From Investopedia ~

  • Fundamental analysis involves analyzing the characteristics of a company in order to estimate its value.
  • Technical analysis takes a completely different approach; it doesn’t care one bit about the “value” of a company or a commodity. Technicians (sometimes called chartists) are only interested in the price movements in the market.

Fundamental Analysis

Revolves around news, data, event releases. World news such as diasters play a role as well. I, myself don’t focus on news all that much. I’m more of a tech trader. But these differ between stocks and forex. Because stocks, you’re interested with the financials of an individual company. Forex, you have to be concerned about an entire country and it’s well being. Keep something in mind, the high rollers control the markets for the most part, as traders we can only get it right somehow and hope we’re trading on their side of the fence. For example, if earnings are bad, hedge funds can drop a stock immediately no matter if the people love the stock or not. Dividend cuts are another prime example of tankage caused by hedge funds removing it from their portfolio.

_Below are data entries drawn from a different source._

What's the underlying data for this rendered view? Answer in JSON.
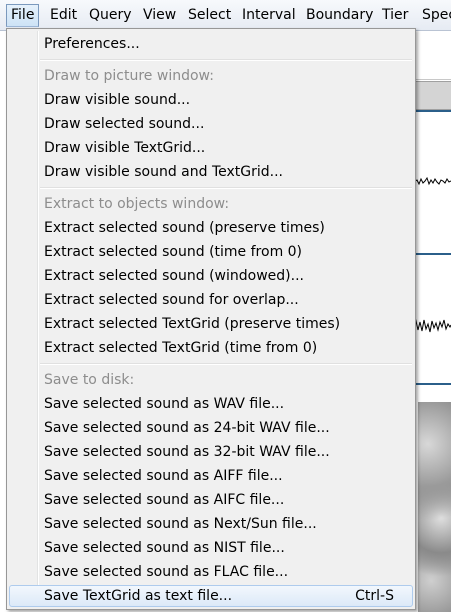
{
  "menubar": {
    "items": [
      "File",
      "Edit",
      "Query",
      "View",
      "Select",
      "Interval",
      "Boundary",
      "Tier",
      "Spec"
    ]
  },
  "file_menu": {
    "preferences": "Preferences...",
    "draw_header": "Draw to picture window:",
    "draw_items": [
      "Draw visible sound...",
      "Draw selected sound...",
      "Draw visible TextGrid...",
      "Draw visible sound and TextGrid..."
    ],
    "extract_header": "Extract to objects window:",
    "extract_items": [
      "Extract selected sound (preserve times)",
      "Extract selected sound (time from 0)",
      "Extract selected sound (windowed)...",
      "Extract selected sound for overlap...",
      "Extract selected TextGrid (preserve times)",
      "Extract selected TextGrid (time from 0)"
    ],
    "save_header": "Save to disk:",
    "save_items": [
      "Save selected sound as WAV file...",
      "Save selected sound as 24-bit WAV file...",
      "Save selected sound as 32-bit WAV file...",
      "Save selected sound as AIFF file...",
      "Save selected sound as AIFC file...",
      "Save selected sound as Next/Sun file...",
      "Save selected sound as NIST file...",
      "Save selected sound as FLAC file..."
    ],
    "save_textgrid": "Save TextGrid as text file...",
    "save_textgrid_shortcut": "Ctrl-S"
  },
  "colors": {
    "menu_bg": "#f0f0f0",
    "header_text": "#8d8d8d",
    "highlight_border": "#aecbed",
    "accent_line": "#2b5f8a"
  }
}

Stocks: Pay attention to any press releases, SEC filings, financials released by the company. I don’t know the localized site for blue chip stocks. But if you’re trading penny stocks, I recommend, they pretty are a centralized site for all the OTC/pink sheet stocks.

Forex: There are a variety of sites out there that provide data releases, I use It’s a part of ForexFactory, they also have a good and extremely active forum for traders as well.

Technical Analysis

Technical analysis relies on tools not information. So, to get better at tech’s you have to master the tools that you’re using.

  1. Understand what type of chart you’re using. I use candle sticks as do the majority of traders on the web, so learn how to read candle sticks. How they form, what different candle stick formations mean. What they could signal and so on.
  2. Understand what your indicators do, how they’re calculated and what they mean when it crosses a certain level.
  3. Once you understand both 1 and 2, you can manipulate the tools that you have to trade based on what you see in the markets. If everything points down, then you’re not likely to go long.
  4. Learn the pattern formations of price as well, that can help along side the indicators.

That should be a good start for analyzing, next up are resources (i.e. extra stuff) that you can utilize after learning charts, indicators and analysis.